We are here on earth for a short time, far less than that of the great trees. Our bodies share the elements of earth or hardness (bones); water or fluidity (flesh); temperature or hot-and-cold (skin); and wind movement or stillness (the breath). We share these with all of nature, including the trees. Being among the trees helps us to sense that we are part of a natural flow, just borrowing the elements for a while.
In the quiet of trees, I recall Ajahn Sucitto’s encouragement in the first chapter of his book on the Paramis: to pause often in the fullness of our days. When we stop for a moment, we step out of the momentum of our lives, the onward rushing flood of mental habits and the constantly arising views and opinions about what others and we ourselves should and shouldn’t do. Metaphorically, we step into the forest and become a monk carrying an empty bowl. Stepping beyond the metaphor and into the natural world at times can enhance the sense of freedom. Being mindfully awake in nature can support this kind of transformation.

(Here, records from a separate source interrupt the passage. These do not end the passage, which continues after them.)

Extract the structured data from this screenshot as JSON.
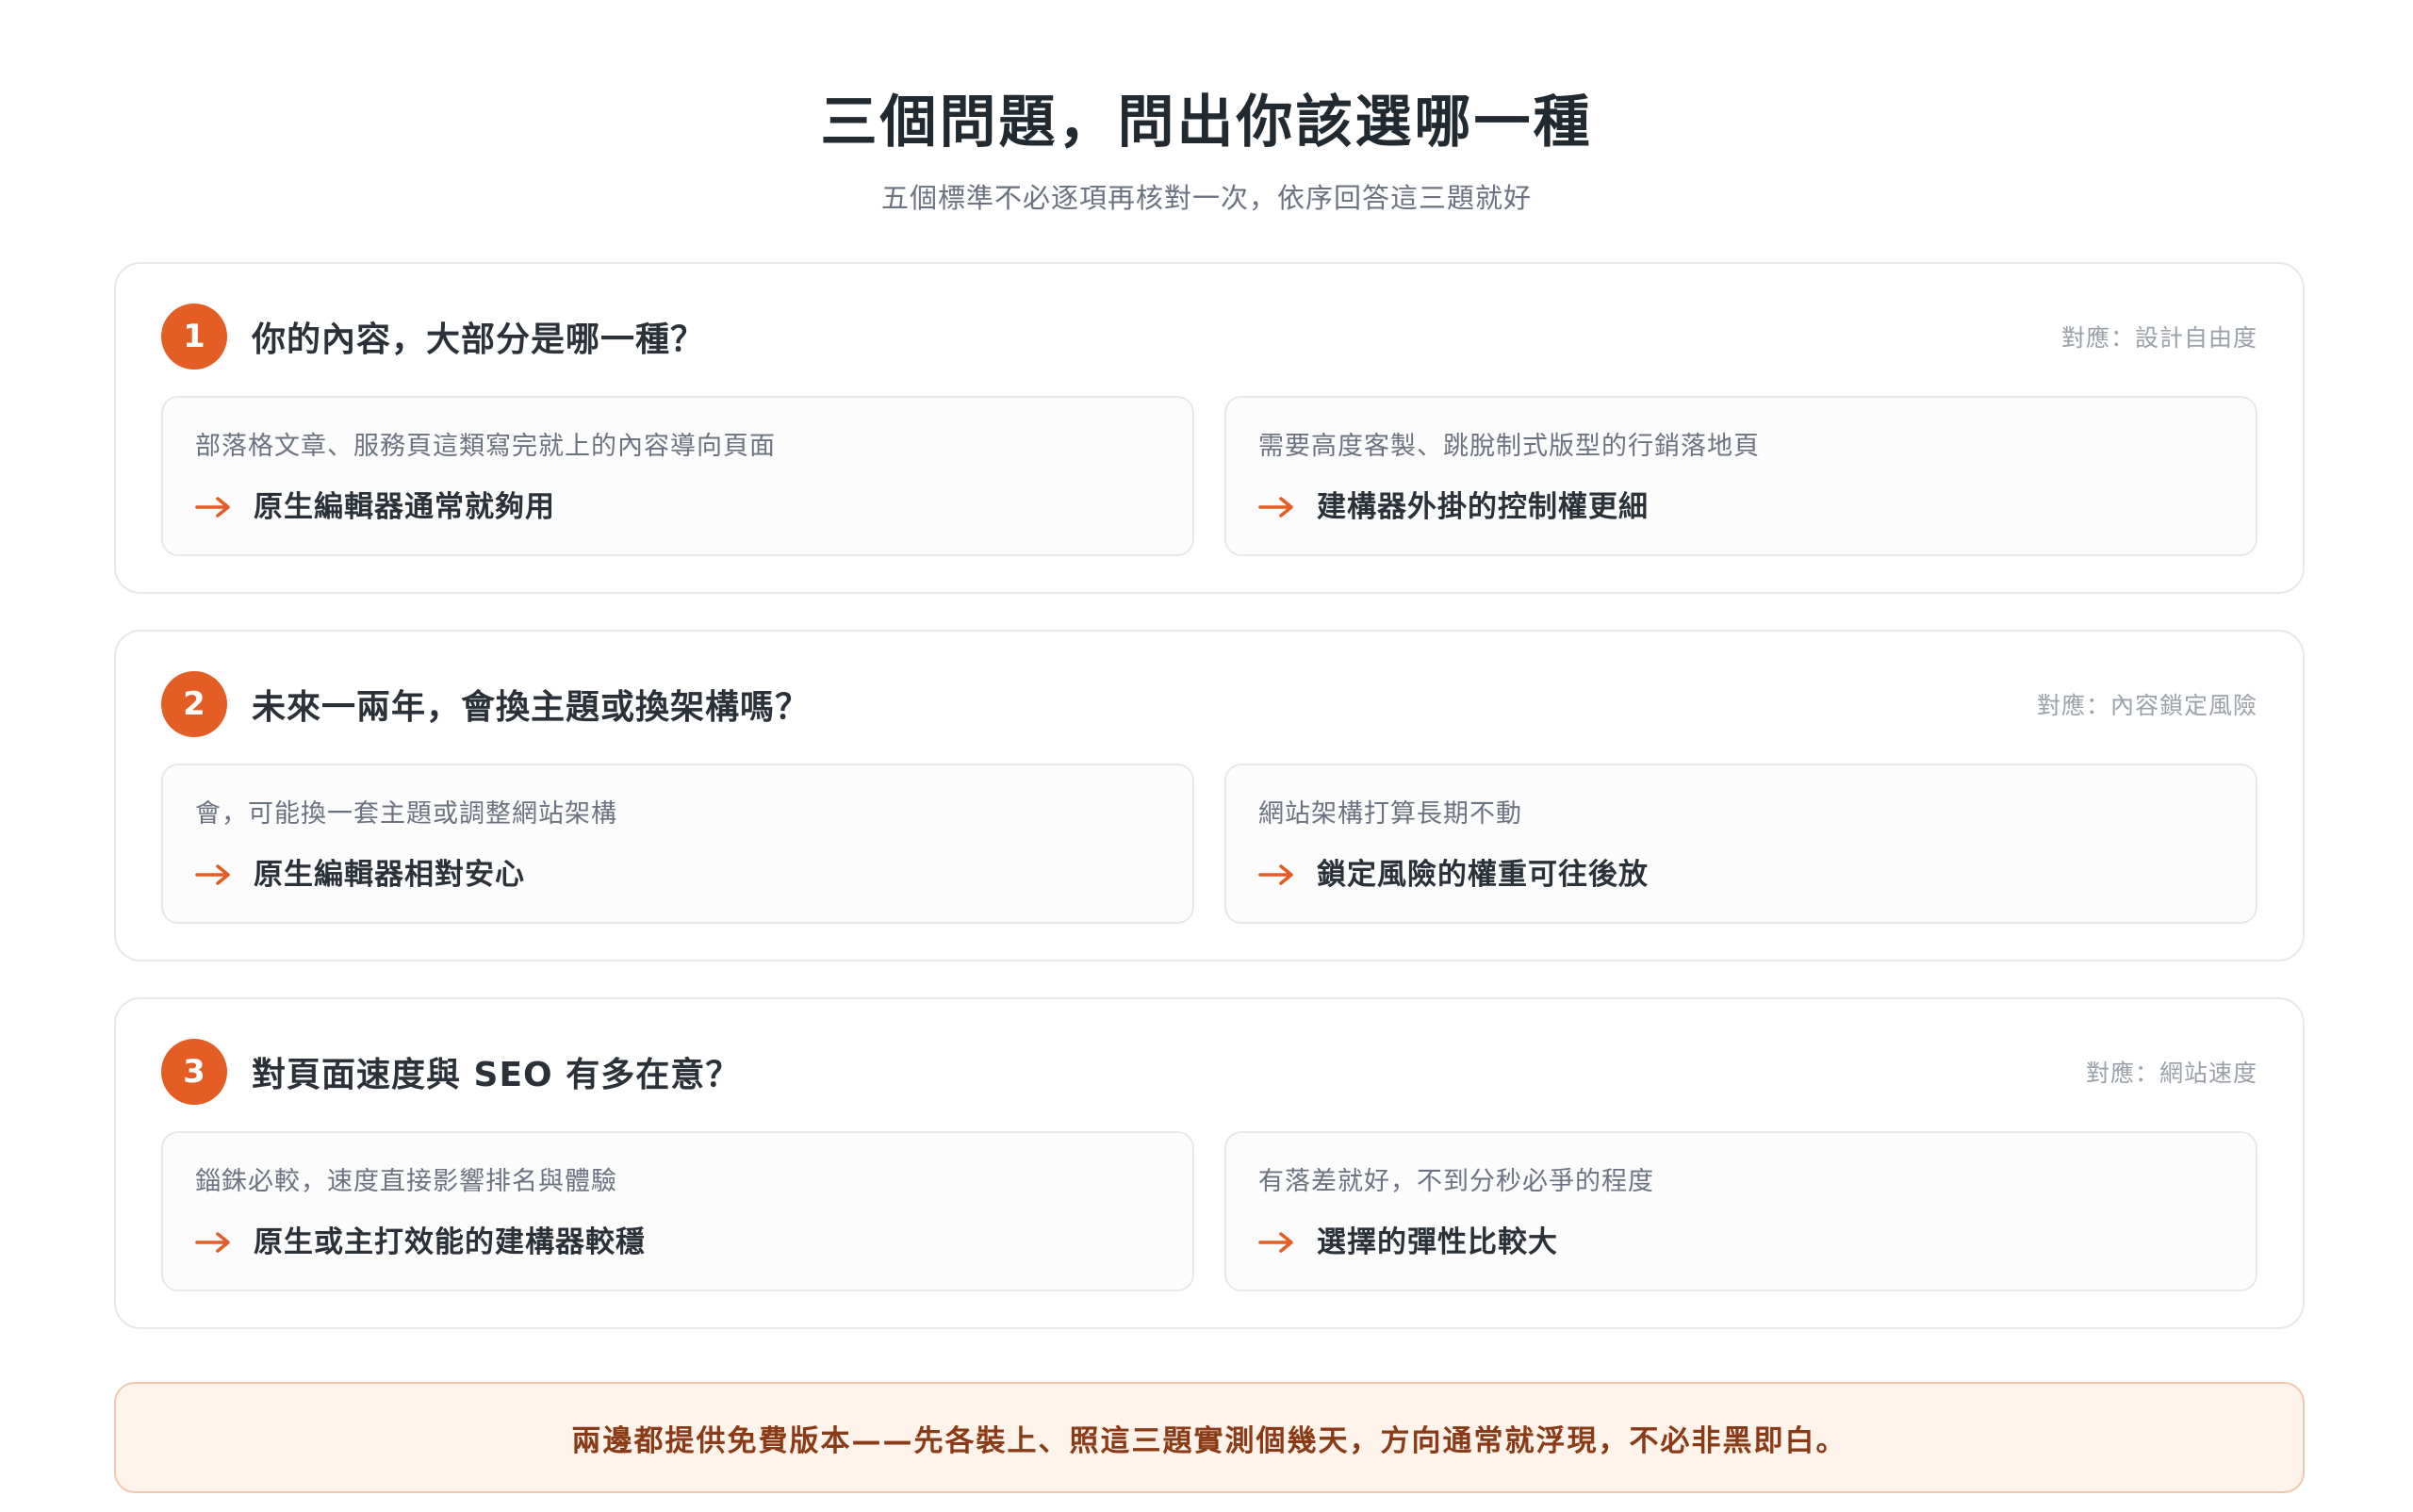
{
  "header": {
    "title": "三個問題，問出你該選哪一種",
    "subtitle": "五個標準不必逐項再核對一次，依序回答這三題就好"
  },
  "colors": {
    "accent": "#e35d24",
    "note_background": "#fff4ec",
    "note_text": "#8a3a14"
  },
  "questions": [
    {
      "number": "1",
      "question": "你的內容，大部分是哪一種？",
      "maps_to": "對應：設計自由度",
      "options": [
        {
          "condition": "部落格文章、服務頁這類寫完就上的內容導向頁面",
          "result": "原生編輯器通常就夠用"
        },
        {
          "condition": "需要高度客製、跳脫制式版型的行銷落地頁",
          "result": "建構器外掛的控制權更細"
        }
      ]
    },
    {
      "number": "2",
      "question": "未來一兩年，會換主題或換架構嗎？",
      "maps_to": "對應：內容鎖定風險",
      "options": [
        {
          "condition": "會，可能換一套主題或調整網站架構",
          "result": "原生編輯器相對安心"
        },
        {
          "condition": "網站架構打算長期不動",
          "result": "鎖定風險的權重可往後放"
        }
      ]
    },
    {
      "number": "3",
      "question": "對頁面速度與 SEO 有多在意？",
      "maps_to": "對應：網站速度",
      "options": [
        {
          "condition": "錙銖必較，速度直接影響排名與體驗",
          "result": "原生或主打效能的建構器較穩"
        },
        {
          "condition": "有落差就好，不到分秒必爭的程度",
          "result": "選擇的彈性比較大"
        }
      ]
    }
  ],
  "note": {
    "text": "兩邊都提供免費版本——先各裝上、照這三題實測個幾天，方向通常就浮現，不必非黑即白。"
  }
}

The trees are real, even as they are also a strong metaphor for our practice. Every time we sit down to practice we are “entering the forest.” Time spent mindfully in the actual forest can strengthen our ability to practice clear seeing anywhere, anytime. This season in the northeast makes the natural world more easily accessible to us, so perhaps we could experiment with some outdoor “pauses” this summer. Also, we could take the opportunity to do a short practice: simply step outside a few random times during the day, pause and be quiet, be present with all that is unfolding. We can make an effort to relax into a quiet, clear awareness even for brief moments during our day––open to everything. Let the day’s energy enter us.

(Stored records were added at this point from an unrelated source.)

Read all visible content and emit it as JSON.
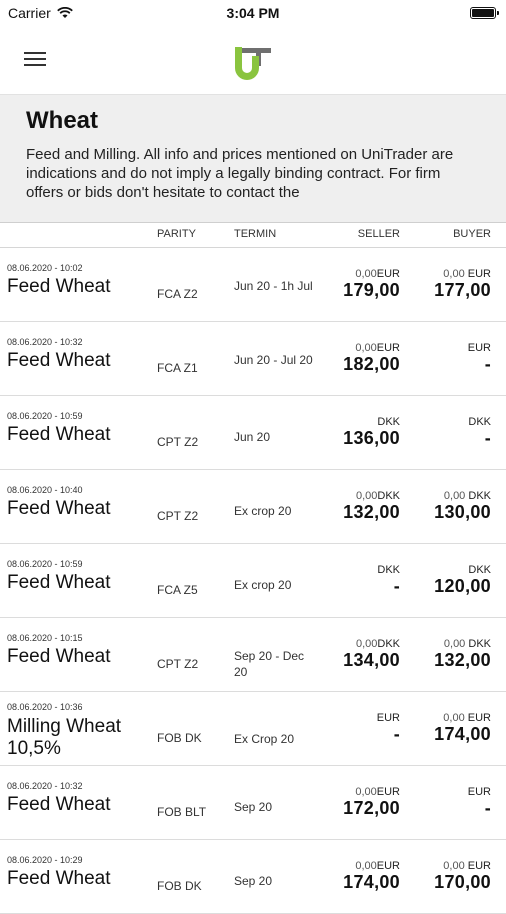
{
  "status": {
    "carrier": "Carrier",
    "time": "3:04 PM"
  },
  "colors": {
    "brand_green": "#8ac43f",
    "brand_gray": "#6f6f6f"
  },
  "header": {
    "title": "Wheat",
    "description": "Feed and Milling.  All info and prices mentioned on UniTrader are indications and do not imply a legally binding contract. For firm offers or bids don't hesitate to contact the"
  },
  "columns": {
    "parity": "PARITY",
    "termin": "TERMIN",
    "seller": "SELLER",
    "buyer": "BUYER"
  },
  "rows": [
    {
      "date": "08.06.2020 - 10:02",
      "product": "Feed Wheat",
      "parity": "FCA Z2",
      "termin": "Jun 20 - 1h Jul",
      "seller_change": "0,00",
      "seller_cur": "EUR",
      "seller_price": "179,00",
      "buyer_change": "0,00",
      "buyer_cur": "EUR",
      "buyer_price": "177,00"
    },
    {
      "date": "08.06.2020 - 10:32",
      "product": "Feed Wheat",
      "parity": "FCA Z1",
      "termin": "Jun 20 - Jul 20",
      "seller_change": "0,00",
      "seller_cur": "EUR",
      "seller_price": "182,00",
      "buyer_change": "",
      "buyer_cur": "EUR",
      "buyer_price": "-"
    },
    {
      "date": "08.06.2020 - 10:59",
      "product": "Feed Wheat",
      "parity": "CPT Z2",
      "termin": "Jun 20",
      "seller_change": "",
      "seller_cur": "DKK",
      "seller_price": "136,00",
      "buyer_change": "",
      "buyer_cur": "DKK",
      "buyer_price": "-"
    },
    {
      "date": "08.06.2020 - 10:40",
      "product": "Feed Wheat",
      "parity": "CPT Z2",
      "termin": "Ex crop 20",
      "seller_change": "0,00",
      "seller_cur": "DKK",
      "seller_price": "132,00",
      "buyer_change": "0,00",
      "buyer_cur": "DKK",
      "buyer_price": "130,00"
    },
    {
      "date": "08.06.2020 - 10:59",
      "product": "Feed Wheat",
      "parity": "FCA Z5",
      "termin": "Ex crop 20",
      "seller_change": "",
      "seller_cur": "DKK",
      "seller_price": "-",
      "buyer_change": "",
      "buyer_cur": "DKK",
      "buyer_price": "120,00"
    },
    {
      "date": "08.06.2020 - 10:15",
      "product": "Feed Wheat",
      "parity": "CPT Z2",
      "termin": "Sep 20 - Dec 20",
      "seller_change": "0,00",
      "seller_cur": "DKK",
      "seller_price": "134,00",
      "buyer_change": "0,00",
      "buyer_cur": "DKK",
      "buyer_price": "132,00"
    },
    {
      "date": "08.06.2020 - 10:36",
      "product": "Milling Wheat 10,5%",
      "parity": "FOB DK",
      "termin": "Ex Crop 20",
      "seller_change": "",
      "seller_cur": "EUR",
      "seller_price": "-",
      "buyer_change": "0,00",
      "buyer_cur": "EUR",
      "buyer_price": "174,00"
    },
    {
      "date": "08.06.2020 - 10:32",
      "product": "Feed Wheat",
      "parity": "FOB BLT",
      "termin": "Sep 20",
      "seller_change": "0,00",
      "seller_cur": "EUR",
      "seller_price": "172,00",
      "buyer_change": "",
      "buyer_cur": "EUR",
      "buyer_price": "-"
    },
    {
      "date": "08.06.2020 - 10:29",
      "product": "Feed Wheat",
      "parity": "FOB DK",
      "termin": "Sep 20",
      "seller_change": "0,00",
      "seller_cur": "EUR",
      "seller_price": "174,00",
      "buyer_change": "0,00",
      "buyer_cur": "EUR",
      "buyer_price": "170,00"
    }
  ]
}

And, perhaps, if you are fortunate in having a quiet outdoor place to meditate, you could take your more formal practice outside. Perhaps, if you are very quiet––relaxed and upright like a tree––you will experience a “nest of robins (or wrens, or cardinals, or … ) in your hair.” For me, the experience seems to be ever changing. The day after the bird landed lightly on my head, I was sitting quietly when an insect of some sort landed just above my eye. I noticed some cautious fear rising in me as it crawled around. Then it settled and either bit or stung me. I felt pain in an intensely specific way; the sensations ebbed and passed gradually. After the sit, I looked in a mirror and saw a tiny spot of blood, but there was no residual itching or pain. Today as I practiced, what felt like tiny points of a gentle spray of rain fell on me. Pleasant. Yesterday the raindrops were bigger and farther between. The interesting variations on the ten thousand joys and ten thousand sorrows of this lifetime continue.

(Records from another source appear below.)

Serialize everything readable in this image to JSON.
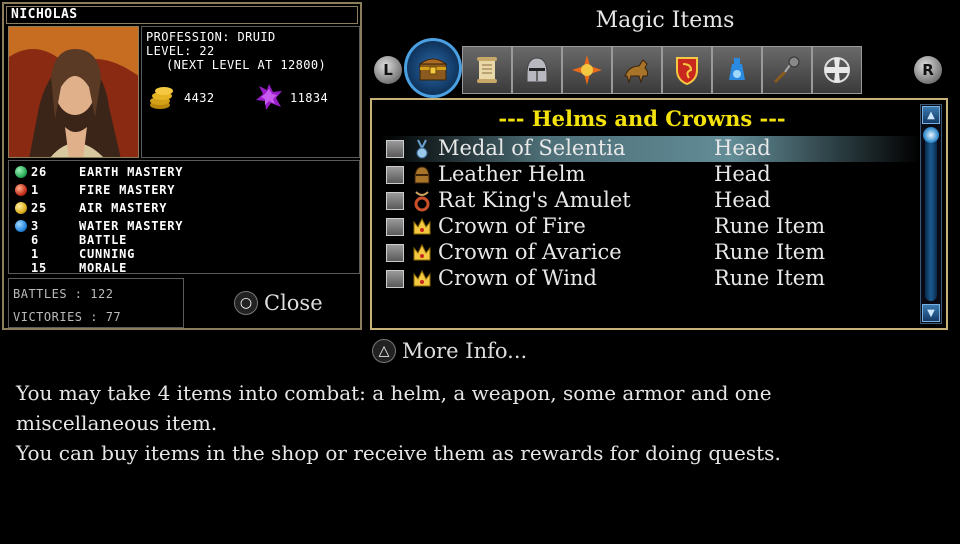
{
  "character": {
    "name": "NICHOLAS",
    "profession": "PROFESSION: DRUID",
    "level": "LEVEL: 22",
    "next_level": "(NEXT LEVEL AT 12800)",
    "gold": "4432",
    "crystals": "11834"
  },
  "stats": [
    {
      "value": "26",
      "label": "EARTH MASTERY",
      "orb_color": "#2bb05a"
    },
    {
      "value": "1",
      "label": "FIRE MASTERY",
      "orb_color": "#c8321e"
    },
    {
      "value": "25",
      "label": "AIR MASTERY",
      "orb_color": "#e0b020"
    },
    {
      "value": "3",
      "label": "WATER MASTERY",
      "orb_color": "#2a8ae0"
    },
    {
      "value": "6",
      "label": "BATTLE"
    },
    {
      "value": "1",
      "label": "CUNNING"
    },
    {
      "value": "15",
      "label": "MORALE"
    }
  ],
  "battles": "BATTLES : 122",
  "victories": "VICTORIES : 77",
  "close_label": "Close",
  "panel": {
    "title": "Magic Items",
    "left_shoulder": "L",
    "right_shoulder": "R",
    "tabs": [
      {
        "icon": "treasure-chest-icon",
        "selected": true
      },
      {
        "icon": "scroll-icon"
      },
      {
        "icon": "helmet-icon"
      },
      {
        "icon": "sunburst-icon"
      },
      {
        "icon": "horse-icon"
      },
      {
        "icon": "dragon-shield-icon"
      },
      {
        "icon": "potion-icon"
      },
      {
        "icon": "flail-icon"
      },
      {
        "icon": "cross-icon"
      }
    ]
  },
  "list": {
    "header": "--- Helms and Crowns ---",
    "items": [
      {
        "name": "Medal of Selentia",
        "slot": "Head",
        "icon": "medal-icon"
      },
      {
        "name": "Leather Helm",
        "slot": "Head",
        "icon": "helm-icon"
      },
      {
        "name": "Rat King's Amulet",
        "slot": "Head",
        "icon": "amulet-icon"
      },
      {
        "name": "Crown of Fire",
        "slot": "Rune Item",
        "icon": "crown-icon"
      },
      {
        "name": "Crown of Avarice",
        "slot": "Rune Item",
        "icon": "crown-icon"
      },
      {
        "name": "Crown of Wind",
        "slot": "Rune Item",
        "icon": "crown-icon"
      }
    ]
  },
  "more_info_label": "More Info...",
  "description": {
    "line1": "You may take 4 items into combat: a helm, a weapon, some armor and one",
    "line2": "miscellaneous item.",
    "line3": "You can buy items in the shop or receive them as rewards for doing quests."
  },
  "colors": {
    "header_yellow": "#f4e20c",
    "panel_border": "#c8b27a",
    "accent_blue": "#2a6aa8"
  }
}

Try to be mindful, and let things take their natural course.
Then your mind will become still in any surroundings,
like a clear forest pool. All kinds of wonderful, rare animals
will come to drink at the pool, and you will clearly see
the nature of all things. You will see many strange and
wonderful things come and go, but you will be still.
This is the happiness of the Buddha.
–– Ajahn Chah
[An earlier version of his essay appeared on July 4, 2014]